Penelope Stout came from the Netherlands in 1643, intending to land at New Amsterdam (New York). However, the ship she and her first husband were on wrecked at Sandy Hook, and they made it to shore along with several other passengers.
I hesitated to write about this colonial woman because the confirmed facts about her are few and somewhat sketchy. However, she has become a New Jersey heroine, and I think she deserves a nod on our blog.
Let’s start with her name. Penelope’s maiden name I do not know. Most accounts say her first husband was a Dutchman, and his name is variously given as Prince, Van Princin, Princis, Van Princis, von Printzen, and Princess, with perhaps a few more variations thrown in. I’ve seen her referred to several times as Penelope Princess or Penelope Van Princess. She later married an Englishman, James Stout, so she is listed in many sources as Penelope Stout.
So, back to the shipwreck. After the survivors got to shore, the others decided to leave behind Penelope’s husband, who was ill, while they tried to walk to the colony at New Amsterdam. Penelope refused to leave her husband alone, so the others promised to send help for them as soon as possible. The two of them were left on the shore. It’s not clear whether her husband was ill before the shipwreck or because of it. There are also accounts that say the entire party was attacked and massacred by Indians, but my limited research leads me to doubt that.
While they waited on the shore alone, the couple was attacked by Indians. Penelope’s husband was killed, and Penelope was severely injured. Apparently she was left for dead. She crawled into a hollow tree and survived several days there. Some accounts give details of her injuries, but these were mostly written long after the fact, so I don’t know how true they are. She supposedly had a severe head wound, a shoulder wound, and an abdominal wound.
Some sources say she was discovered by an old Indian man. Others say she knew she was starving and made herself known to a nearby tribe, the Navesink, a division of the Leni Lenapi.
The first story is the more dramatic, and based on this rescue of Penelope by “an old Indian chief,” New Jersey issued a commemorative coin with this scene
|NJ Commemorative coin front|
portrayed on the front. It shows an Indian man carrying an inert woman over his shoulder near the ocean waves.
However she got to the Indian village, they tended her wounds and nursed her back to health. When she was well enough to travel, the Indians took her (some say sold her) to the Dutch at New Amsterdam.

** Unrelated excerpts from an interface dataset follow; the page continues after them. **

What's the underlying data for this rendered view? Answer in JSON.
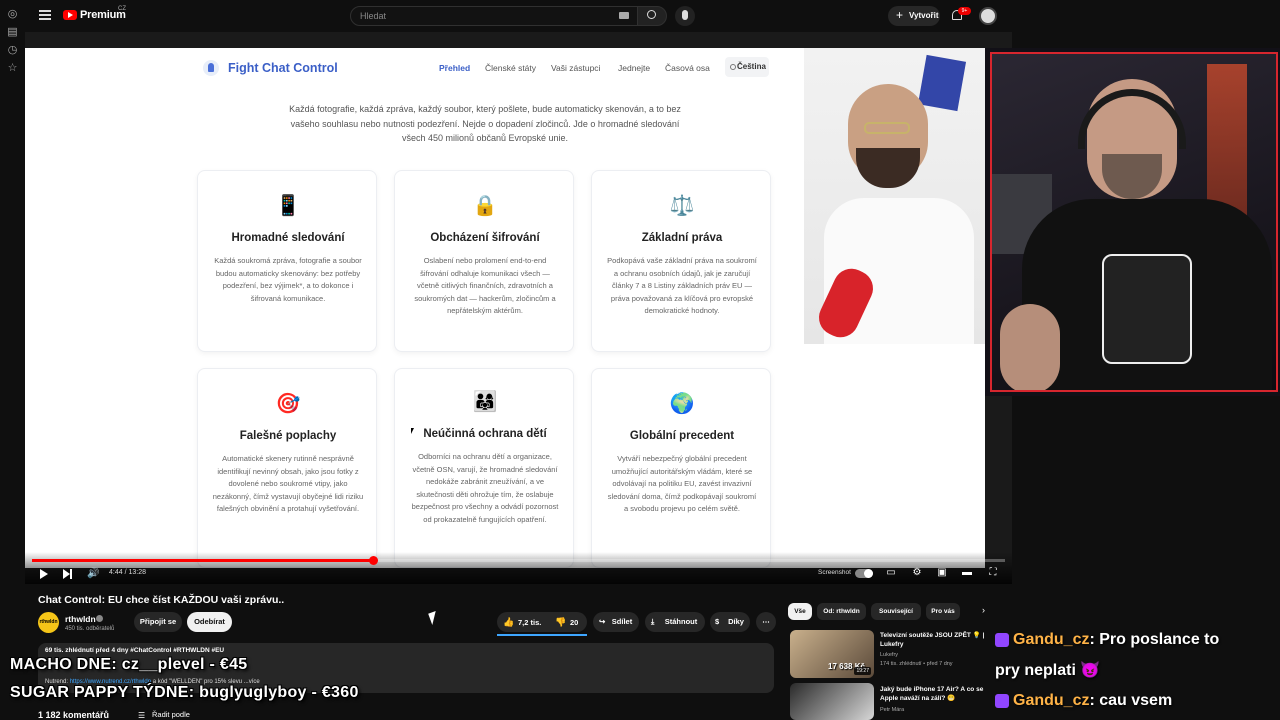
{
  "youtube": {
    "logo_text": "Premium",
    "region": "CZ",
    "search_placeholder": "Hledat",
    "create_label": "Vytvořit",
    "notifications_badge": "9+"
  },
  "site": {
    "title": "Fight Chat Control",
    "nav": [
      "Přehled",
      "Členské státy",
      "Vaši zástupci",
      "Jednejte",
      "Časová osa"
    ],
    "language": "Čeština",
    "intro": "Každá fotografie, každá zpráva, každý soubor, který pošlete, bude automaticky skenován, a to bez vašeho souhlasu nebo nutnosti podezření. Nejde o dopadení zločinců. Jde o hromadné sledování všech 450 milionů občanů Evropské unie.",
    "cards": [
      {
        "icon": "📱",
        "title": "Hromadné sledování",
        "text": "Každá soukromá zpráva, fotografie a soubor budou automaticky skenovány: bez potřeby podezření, bez výjimek*, a to dokonce i šifrovaná komunikace."
      },
      {
        "icon": "🔒",
        "title": "Obcházení šifrování",
        "text": "Oslabení nebo prolomení end-to-end šifrování odhaluje komunikaci všech — včetně citlivých finančních, zdravotních a soukromých dat — hackerům, zločincům a nepřátelským aktérům."
      },
      {
        "icon": "⚖️",
        "title": "Základní práva",
        "text": "Podkopává vaše základní práva na soukromí a ochranu osobních údajů, jak je zaručují články 7 a 8 Listiny základních práv EU — práva považovaná za klíčová pro evropské demokratické hodnoty."
      },
      {
        "icon": "🎯",
        "title": "Falešné poplachy",
        "text": "Automatické skenery rutinně nesprávně identifikují nevinný obsah, jako jsou fotky z dovolené nebo soukromé vtipy, jako nezákonný, čímž vystavují obyčejné lidi riziku falešných obvinění a protahují vyšetřování."
      },
      {
        "icon": "👨‍👩‍👧",
        "title": "Neúčinná ochrana dětí",
        "text": "Odborníci na ochranu dětí a organizace, včetně OSN, varují, že hromadné sledování nedokáže zabránit zneužívání, a ve skutečnosti děti ohrožuje tím, že oslabuje bezpečnost pro všechny a odvádí pozornost od prokazatelně fungujících opatření."
      },
      {
        "icon": "🌍",
        "title": "Globální precedent",
        "text": "Vytváří nebezpečný globální precedent umožňující autoritářským vládám, které se odvolávají na politiku EU, zavést invazivní sledování doma, čímž podkopávají soukromí a svobodu projevu po celém světě."
      }
    ]
  },
  "player": {
    "time": "4:44 / 13:28",
    "progress": 0.352,
    "screenshot_label": "Screenshot"
  },
  "video": {
    "title": "Chat Control: EU chce číst KAŽDOU vaši zprávu..",
    "channel": "rthwldn",
    "subscribers": "450 tis. odběratelů",
    "join_label": "Připojit se",
    "subscribe_label": "Odebírat",
    "likes": "7,2 tis.",
    "dislikes": "20",
    "share_label": "Sdílet",
    "download_label": "Stáhnout",
    "thanks_label": "Díky",
    "description_stats": "69 tis. zhlédnutí  před 4 dny  #ChatControl #RTHWLDN #EU",
    "description_promo_prefix": "Nutrend: ",
    "description_promo_link": "https://www.nutrend.cz/rthwldn",
    "description_promo_suffix": " a kód \"WELLDEN\" pro 15% slevu ...více",
    "comments_count": "1 182 komentářů",
    "sort_label": "Řadit podle"
  },
  "related": {
    "chips": [
      "Vše",
      "Od: rthwldn",
      "Související",
      "Pro vás"
    ],
    "items": [
      {
        "title": "Televizní soutěže JSOU ZPĚT 💡 | Lukefry",
        "channel": "Lukefry",
        "meta": "174 tis. zhlédnutí • před 7 dny",
        "duration": "19:27",
        "thumb_text": "17 638 Kč"
      },
      {
        "title": "Jaký bude iPhone 17 Air? A co se Apple naváží na zálí? 😬",
        "channel": "Petr Mára",
        "meta": "",
        "duration": "",
        "thumb_text": ""
      }
    ]
  },
  "overlay": {
    "donations": [
      "MACHO DNE: cz__plevel - €45",
      "SUGAR PAPPY TÝDNE: buglyuglyboy - €360"
    ],
    "chat": [
      {
        "user": "Gandu_cz",
        "message": ": Pro poslance to",
        "continuation": "pry neplati 😈"
      },
      {
        "user": "Gandu_cz",
        "message": ": cau vsem",
        "continuation": ""
      }
    ]
  },
  "colors": {
    "yt_red": "#ff0000",
    "site_accent": "#3b5fc7",
    "webcam_border": "#d7262e",
    "chat_user": "#ffb347",
    "twitch_badge": "#9146ff"
  }
}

Later she married Englishman Richard Stout. They lived near where Coney Island, Brooklyn, is now, and had ten children. They moved to the Middletown, New Jersey, area around 1665. This was near where the Leni Lenapi who had previously helped Penelope lived.
|Back of coin showing Penelope warned by the chief|
Some stories say that the same old chief who had rescued Penelope after the shipwreck was living there. He is said to have rescued her again by warning her of a planned attack by another Indian tribe. She was able to avoid it. One account says the women and children were sent away in boats. The men stayed to fight the Indians and prevailed, then bought the natives’ land.
Penelope is said to have lived to the age of 110. Again, documentation is sketchy. Penelope is definitely mentioned as a witness in a slander trial in 1648, in Gravesend Town (the Brooklyn location). She is listed in the town records as Penelope Prince. It’s not certain whether she had not yet married Richard Stout, or if she used her former name. Dutch women sometimes used their maiden names, I’m told, but Prince was supposedly her first husband’s name, so there’s some ambiguity there. One source I found gave her a maiden name, Kent, but that’s a decidedly un-Dutch name. Even the date of her arrival in America is disputed, but we know she was a real person.
Take what works for you from this tale, but don’t accept any detail I’ve presented as proven fact. Penelope has been dubbed the Mother of Middletown (New Jersey), and the town has honored her status as a pioneer by naming Penelope Lane after her.
Love colonial stories? Leave a comment below and you may win your choice of Susan’s Maine Brides collection or White Mountain Brides collection.
Susan Page Davis is the author of more than sixty published novels. She’s always interested in the unusual happenings of the past. Her newest books include River Rest and Sleight of Hand. She’s a two-time winner of the Inspirational Readers’ Choice Award, and also a winner of the Carol Award and the Will Rogers Medallion, and a finalist in the WILLA Awards and the More Than Magic Contest. Visit her website at: www.susanpagedavis.com .